High on the list of popular attractions at Ostia, though, is a much humbler artifact. We found it, deep in a warren of brick walls near yet another old bathhouse, after asking directions from an archaeologist. He sighed as if tired of the question. “The latrine?” he said. “Over that way.”
It was on a back street, hidden away, but there was no mistaking it. Who knew an orderly line of ancient toilets, laid out along a concrete bench for the sociable use of townsfolk, could still survive in such pristinely graphic display? But there they were, leaving little to the imagination. Water ran constantly beneath them, we read in our tourist guide, in an early approximation of a modern flush.
It was a long way from the glory that was Rome, but like everything else in Ostia Antica, it felt much closer to home.
IF YOU GO
Ostia Antica (Viale dei Romagnoli 717; 39-06-56358099; archeoroma.beniculturali.it) is open 8:30 a.m. to 7:30 p.m. daily except Mondays. From Rome, take the commuter train toward Ostia Lido from the Ostiense station. Admission, 6.50 euros, or $8.30 at $1.27 to the euro.
For a comprehensive printable 20-page guide, click on Tourist Guide at ostia-antica.org/visiting.htm. Guides are sold at the bookstore, but it is well into the site.
An informative video lecture by Prof. Diana Kleiner of Yale is at youtube.com/watch?v(EQUAL)8aJO3EfVjyk. For short videos by the American Institute for Roman Culture and Northeastern University, click on “AIRC movies of Ostia” at ostia-antica.org.
Walk just outside the excavations to Allo Sbarco di Enea (Via dei Romagnoli 675; 39-06-565-0034; ristoranteallosbarcodienea.com) for pasta or fish in an outdoor garden. Or walk left at the first street and head toward the looming castle, landmark of the medieval village of Ostia, with homes, shops and restaurants in centuries-old buildings. At the Ristorante Monumento (Piazza Umberto I, 8; 39-06- 565-0021; ristorantemonumento.it), look for dishes like fritto misto, a fried seafood combination, 12 euros.

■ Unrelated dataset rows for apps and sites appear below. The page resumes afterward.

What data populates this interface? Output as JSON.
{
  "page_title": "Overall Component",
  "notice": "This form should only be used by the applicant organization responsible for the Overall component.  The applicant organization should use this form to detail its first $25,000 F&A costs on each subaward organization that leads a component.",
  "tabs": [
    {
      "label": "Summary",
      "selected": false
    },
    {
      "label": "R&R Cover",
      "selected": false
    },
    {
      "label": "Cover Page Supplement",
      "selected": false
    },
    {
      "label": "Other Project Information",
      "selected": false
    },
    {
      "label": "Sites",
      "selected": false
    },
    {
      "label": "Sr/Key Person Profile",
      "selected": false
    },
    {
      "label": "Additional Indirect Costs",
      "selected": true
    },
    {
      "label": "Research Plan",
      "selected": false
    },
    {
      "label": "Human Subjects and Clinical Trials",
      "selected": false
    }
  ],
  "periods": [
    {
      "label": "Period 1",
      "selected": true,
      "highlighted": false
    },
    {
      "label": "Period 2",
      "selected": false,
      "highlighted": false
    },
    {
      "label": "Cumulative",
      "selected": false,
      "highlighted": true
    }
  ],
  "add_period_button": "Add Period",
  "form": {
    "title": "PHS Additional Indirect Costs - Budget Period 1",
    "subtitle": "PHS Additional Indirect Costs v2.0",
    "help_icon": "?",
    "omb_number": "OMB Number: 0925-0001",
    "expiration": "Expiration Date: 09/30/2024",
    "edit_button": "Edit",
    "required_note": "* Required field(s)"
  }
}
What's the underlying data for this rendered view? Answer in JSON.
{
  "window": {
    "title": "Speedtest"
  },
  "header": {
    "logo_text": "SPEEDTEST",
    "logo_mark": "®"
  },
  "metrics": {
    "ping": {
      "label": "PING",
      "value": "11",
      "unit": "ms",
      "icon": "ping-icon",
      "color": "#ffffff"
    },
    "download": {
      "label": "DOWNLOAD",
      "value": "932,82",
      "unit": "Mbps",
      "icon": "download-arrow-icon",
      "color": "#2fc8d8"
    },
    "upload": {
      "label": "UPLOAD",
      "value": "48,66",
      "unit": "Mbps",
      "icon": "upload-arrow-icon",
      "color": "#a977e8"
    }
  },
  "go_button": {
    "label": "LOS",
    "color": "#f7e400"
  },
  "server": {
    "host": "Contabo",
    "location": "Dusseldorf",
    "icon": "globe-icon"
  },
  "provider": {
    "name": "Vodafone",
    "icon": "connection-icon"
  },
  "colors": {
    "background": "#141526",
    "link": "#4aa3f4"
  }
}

The Museum of the Ostia Road (Via Augusto Persichetti, 3; 39-06-574-3193; archeoroma.beniculturali.it/museo(USCORE)della(USCORE)via(USCORE)ostiense), at Piramide subway stop in Rome, is free; Tuesday to Sunday 9 a.m. to 2 p.m., Tuesday and Thursday 2:30 to 4:30 p.m.
By Barbara Ireland